In ancient Rome and Greece wedding rings were first associated with marital dowry and later with a promote of fidelity. ‘Fede’ rings were given, a band consisting of two hands claps in betrothal.
The ‘poesy’ ring was a style of ring that was popular during the Renaissance era. It was a band of sterling silver romantically inscribed with a poem or “poesy” often in French the international language of love.
During the sixteenth and seventeenth centuries European husbands bestowed a ‘gemmil’ ring upon their wives. These are very like puzzle rings composed of two interlocking bands. The bride and groom would each wear one after their engagement, the rings being united at the wedding ceremony and worn afterwards by the bride, now wife.

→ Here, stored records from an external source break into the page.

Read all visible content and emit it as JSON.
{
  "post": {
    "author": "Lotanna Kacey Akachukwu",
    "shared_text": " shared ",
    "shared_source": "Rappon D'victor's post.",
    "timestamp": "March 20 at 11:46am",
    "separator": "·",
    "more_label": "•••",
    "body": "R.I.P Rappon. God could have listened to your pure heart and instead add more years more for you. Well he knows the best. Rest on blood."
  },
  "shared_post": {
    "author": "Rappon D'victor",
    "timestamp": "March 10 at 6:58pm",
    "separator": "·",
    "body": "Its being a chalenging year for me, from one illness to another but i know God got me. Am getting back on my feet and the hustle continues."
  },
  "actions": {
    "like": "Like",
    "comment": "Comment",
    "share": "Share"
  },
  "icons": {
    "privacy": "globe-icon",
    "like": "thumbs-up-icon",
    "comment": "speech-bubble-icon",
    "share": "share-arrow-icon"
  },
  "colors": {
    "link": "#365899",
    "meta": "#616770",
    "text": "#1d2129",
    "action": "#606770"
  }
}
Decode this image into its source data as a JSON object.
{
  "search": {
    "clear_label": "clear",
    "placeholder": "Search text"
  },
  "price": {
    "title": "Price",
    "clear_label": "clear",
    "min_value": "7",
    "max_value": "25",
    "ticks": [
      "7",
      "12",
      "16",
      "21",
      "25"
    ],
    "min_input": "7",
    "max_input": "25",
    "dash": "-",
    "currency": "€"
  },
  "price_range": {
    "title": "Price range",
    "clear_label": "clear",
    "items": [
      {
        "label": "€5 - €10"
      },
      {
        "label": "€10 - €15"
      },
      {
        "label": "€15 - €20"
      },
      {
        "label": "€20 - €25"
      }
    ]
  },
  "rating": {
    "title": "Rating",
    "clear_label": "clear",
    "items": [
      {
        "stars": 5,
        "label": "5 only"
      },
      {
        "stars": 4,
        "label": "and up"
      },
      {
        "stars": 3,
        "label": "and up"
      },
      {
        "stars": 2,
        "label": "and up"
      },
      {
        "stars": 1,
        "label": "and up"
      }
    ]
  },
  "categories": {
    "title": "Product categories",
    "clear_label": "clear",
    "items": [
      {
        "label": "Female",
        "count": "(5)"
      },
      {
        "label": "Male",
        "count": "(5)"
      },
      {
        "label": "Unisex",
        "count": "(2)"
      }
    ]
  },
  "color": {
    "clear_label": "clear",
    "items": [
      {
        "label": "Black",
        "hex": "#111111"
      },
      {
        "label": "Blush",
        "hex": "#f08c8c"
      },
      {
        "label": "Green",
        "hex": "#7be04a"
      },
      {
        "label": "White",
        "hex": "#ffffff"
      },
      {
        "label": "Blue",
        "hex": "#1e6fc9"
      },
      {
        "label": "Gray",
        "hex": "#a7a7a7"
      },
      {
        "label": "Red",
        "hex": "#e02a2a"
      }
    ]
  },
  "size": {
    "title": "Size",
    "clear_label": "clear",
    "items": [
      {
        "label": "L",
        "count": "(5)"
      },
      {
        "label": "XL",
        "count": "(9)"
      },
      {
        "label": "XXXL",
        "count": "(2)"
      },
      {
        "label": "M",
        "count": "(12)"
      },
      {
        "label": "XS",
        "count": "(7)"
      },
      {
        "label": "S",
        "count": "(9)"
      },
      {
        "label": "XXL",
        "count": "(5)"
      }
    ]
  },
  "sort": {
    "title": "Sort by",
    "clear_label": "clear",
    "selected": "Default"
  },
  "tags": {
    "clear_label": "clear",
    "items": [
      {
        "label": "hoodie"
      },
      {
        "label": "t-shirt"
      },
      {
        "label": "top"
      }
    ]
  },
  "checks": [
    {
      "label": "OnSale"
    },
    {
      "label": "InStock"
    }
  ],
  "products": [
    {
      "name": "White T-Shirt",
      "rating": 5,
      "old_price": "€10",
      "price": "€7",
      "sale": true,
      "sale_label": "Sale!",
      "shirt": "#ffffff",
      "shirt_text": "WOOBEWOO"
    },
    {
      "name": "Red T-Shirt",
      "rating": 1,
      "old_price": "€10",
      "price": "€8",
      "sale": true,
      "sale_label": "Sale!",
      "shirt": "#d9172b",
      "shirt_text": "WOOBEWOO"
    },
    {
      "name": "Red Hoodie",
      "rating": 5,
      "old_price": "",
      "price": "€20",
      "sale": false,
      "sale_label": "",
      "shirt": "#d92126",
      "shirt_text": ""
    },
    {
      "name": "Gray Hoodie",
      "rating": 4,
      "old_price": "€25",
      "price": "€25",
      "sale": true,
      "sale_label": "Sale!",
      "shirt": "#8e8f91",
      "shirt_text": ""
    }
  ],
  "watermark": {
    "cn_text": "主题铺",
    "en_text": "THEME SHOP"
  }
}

In 1942 during the Second World War, British wartime restrictions on the manufacture of jewellery resulted in ‘utility’ wedding rings that were limited to a maximum mass of two pennyweights, being slightly heavier than 3 grams, and were forged of 9 carat gold rather than the traditional 22 carat. These rings, which guaranteed their gold content and compliance with the wartime regulations, were hallmarked with a special utility mark adjacent to the mark for the year on the inside of the band